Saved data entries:
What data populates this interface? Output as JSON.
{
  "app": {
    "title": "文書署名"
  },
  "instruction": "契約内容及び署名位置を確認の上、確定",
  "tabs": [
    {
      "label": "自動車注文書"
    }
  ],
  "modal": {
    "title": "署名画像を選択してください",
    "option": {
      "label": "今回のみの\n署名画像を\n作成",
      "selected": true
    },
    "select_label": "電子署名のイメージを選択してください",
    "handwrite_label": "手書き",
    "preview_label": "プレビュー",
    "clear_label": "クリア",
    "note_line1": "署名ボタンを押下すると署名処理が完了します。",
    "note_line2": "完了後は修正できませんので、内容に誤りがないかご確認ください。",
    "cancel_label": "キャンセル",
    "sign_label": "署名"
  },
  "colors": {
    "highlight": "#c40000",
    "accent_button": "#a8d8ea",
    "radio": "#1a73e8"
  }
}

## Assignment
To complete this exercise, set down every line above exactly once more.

## Answer box
What data populates this interface? Output as JSON.
{
  "app": {
    "title": "文書署名"
  },
  "instruction": "契約内容及び署名位置を確認の上、確定",
  "tabs": [
    {
      "label": "自動車注文書"
    }
  ],
  "modal": {
    "title": "署名画像を選択してください",
    "option": {
      "label": "今回のみの\n署名画像を\n作成",
      "selected": true
    },
    "select_label": "電子署名のイメージを選択してください",
    "handwrite_label": "手書き",
    "preview_label": "プレビュー",
    "clear_label": "クリア",
    "note_line1": "署名ボタンを押下すると署名処理が完了します。",
    "note_line2": "完了後は修正できませんので、内容に誤りがないかご確認ください。",
    "cancel_label": "キャンセル",
    "sign_label": "署名"
  },
  "colors": {
    "highlight": "#c40000",
    "accent_button": "#a8d8ea",
    "radio": "#1a73e8"
  }
}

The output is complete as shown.